FW   FRA Antoine Ouvrier
FW   FRA Maxime Bennabas
FW   FRA Patrick Sorentino

Notable players Edit

Below are the notable former players who have represented Cannes in league and international competition since the club's foundation as a football club in 1909. To appear in the section below, a player must have played in at least 80 official matches for the club.

For a complete list of Cannes players, see Category:AS Cannes players

Club officials Edit

Management and coaching Edit

Association Sportive de Cannes Football

Coaching history Edit

Dates[7] Name
1932–1934 Billy Aitken
1934–1938 Stan Hillier
1938–1939 Maurice Cottenet
Francis Roux
1948 Elek Schwartz
1948–1949 Dominique Mori
1949–1952 Anton Marek
1952–1955 Lucien Troupel
Léon Rossi
1957–1959 Paul Baron
1961–1962 Dante Lerda
1962–1964 Alberto Muro
1964–1966 Louis Mus
1966–1968 Maurice Blondel
1968–1976 Dante Lerda
1976–1981 Robert Domergue
1981–1983 Charly Loubet
1983–1985 Jean-Marc Guillou
1985–1990 Jean Fernandez
1990–1992 Boro Primorac
1992 Erick Mombaerts
1992–1994 Luis Fernandez
1994–1995 Safet Sušić
1995 William Ayache
1995–1997 Guy Lacombe
1997–1998 Adick Koot
1998 Guy Calleja
1998–2001 Roland Gransard
2001–2002 René Marsiglia
2002 Bernard Casoni
2002 Christian Lopez
2002–2003 Robert Buigues
2003 Nenad Stojkovic
2003–2004 René Marsiglia
2004–2006 Gérard Bernardet
2006–2007 Michel Dussuyer
2007 Patrice Carteron
2007–2008 Stéphane Paille
2008–2009 Patrice Carteron
2009–2011 Albert Emon
2011 Victor Zvunka
2011–2012 David Guion
2012–2014 Jean-Marc Pilorget
2014 Jean-Michel Prieur
2014–2015 Manuel Nogueira
2015–2016 Mickaël Madar
2016–2017 Mickaël Marsiglia
2017–2018 Michel Pavon
2018–2020 Ludovic Pollet
2020– Jean-Noël Cabezas[8]
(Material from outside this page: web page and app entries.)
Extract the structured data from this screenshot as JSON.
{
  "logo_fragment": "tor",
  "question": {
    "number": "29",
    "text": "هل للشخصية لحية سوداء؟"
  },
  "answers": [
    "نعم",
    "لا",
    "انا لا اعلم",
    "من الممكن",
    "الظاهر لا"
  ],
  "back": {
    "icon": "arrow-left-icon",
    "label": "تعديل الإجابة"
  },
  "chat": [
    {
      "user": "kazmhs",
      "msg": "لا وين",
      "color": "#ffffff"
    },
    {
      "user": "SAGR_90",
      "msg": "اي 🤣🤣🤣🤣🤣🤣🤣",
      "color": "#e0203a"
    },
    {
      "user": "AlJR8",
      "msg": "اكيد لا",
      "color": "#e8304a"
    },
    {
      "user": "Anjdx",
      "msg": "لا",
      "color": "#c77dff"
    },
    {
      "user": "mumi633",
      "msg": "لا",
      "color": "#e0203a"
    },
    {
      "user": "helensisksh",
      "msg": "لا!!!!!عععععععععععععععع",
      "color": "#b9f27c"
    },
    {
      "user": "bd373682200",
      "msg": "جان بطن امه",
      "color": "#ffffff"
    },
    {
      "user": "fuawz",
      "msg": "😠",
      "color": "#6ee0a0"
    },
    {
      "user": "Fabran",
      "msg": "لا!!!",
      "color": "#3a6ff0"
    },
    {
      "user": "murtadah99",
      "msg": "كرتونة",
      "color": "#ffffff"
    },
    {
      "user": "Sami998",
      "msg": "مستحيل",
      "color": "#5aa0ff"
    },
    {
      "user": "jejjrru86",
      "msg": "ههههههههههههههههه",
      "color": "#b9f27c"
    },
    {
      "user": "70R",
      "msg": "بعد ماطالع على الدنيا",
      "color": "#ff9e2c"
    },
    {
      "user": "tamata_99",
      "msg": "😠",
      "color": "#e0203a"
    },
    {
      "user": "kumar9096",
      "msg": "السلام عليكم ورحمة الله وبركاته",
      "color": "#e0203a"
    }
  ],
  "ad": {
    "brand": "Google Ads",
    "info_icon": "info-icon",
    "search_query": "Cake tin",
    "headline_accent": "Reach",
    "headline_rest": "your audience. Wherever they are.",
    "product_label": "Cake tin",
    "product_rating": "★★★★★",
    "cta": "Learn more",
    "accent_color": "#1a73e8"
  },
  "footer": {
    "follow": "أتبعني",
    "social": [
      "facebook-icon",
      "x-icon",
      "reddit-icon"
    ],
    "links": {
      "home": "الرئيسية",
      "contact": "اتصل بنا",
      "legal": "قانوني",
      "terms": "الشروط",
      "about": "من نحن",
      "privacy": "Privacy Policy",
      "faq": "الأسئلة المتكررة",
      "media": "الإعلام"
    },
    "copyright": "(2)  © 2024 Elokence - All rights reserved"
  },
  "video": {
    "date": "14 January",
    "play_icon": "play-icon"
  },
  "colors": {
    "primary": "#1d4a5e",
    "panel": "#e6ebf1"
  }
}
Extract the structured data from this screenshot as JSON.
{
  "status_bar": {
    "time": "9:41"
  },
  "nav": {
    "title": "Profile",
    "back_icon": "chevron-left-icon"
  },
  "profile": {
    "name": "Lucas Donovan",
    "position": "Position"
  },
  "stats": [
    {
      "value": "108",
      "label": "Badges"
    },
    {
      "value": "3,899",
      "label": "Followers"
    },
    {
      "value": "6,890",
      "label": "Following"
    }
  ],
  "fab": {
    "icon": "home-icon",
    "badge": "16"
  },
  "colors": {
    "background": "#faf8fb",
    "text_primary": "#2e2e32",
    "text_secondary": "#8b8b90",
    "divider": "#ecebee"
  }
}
Honours Edit

References Edit

  1. ^ "#560 – AS Cannes : les Dragons" (in French). Footnickname. 5 July 2021. Retrieved 1 September 2022.
  2. ^ "AS Cannes bought by an American businessman". LookCharms. Retrieved 10 July 2023.
  3. ^ "Already owner of AS Rome, American film producer Dan Friedkin buys AS Cannes". DayFR Euro. Retrieved 10 July 2023.
  4. ^ "Un nouveau logo pour le club". Foot National. 21 May 2010. Archived from the original on 25 May 2010. Retrieved 22 May 2010.
  5. ^ "DIVISION D HONNEUR 2015-2016 - Résultats et classement - FFF".
  6. ^ "Regional 2 team" (in French). AS Cannes. Retrieved 29 December 2022.
  7. ^ France – Trainers of First and Second Division Clubs Archived 31 March 2008 at the Wayback Machine
  8. ^ "Jean-Noël Cabezas nommé entraîneur de l'AS Cannes" (in French). 2 January 2020.
  9. ^ Though finishing runner-up in the league is not considered an honour, during the French league's inaugural season, a league table/playoff format was used with the top two teams of each league table contesting each other in a one-off final match to determine the champions.

External links Edit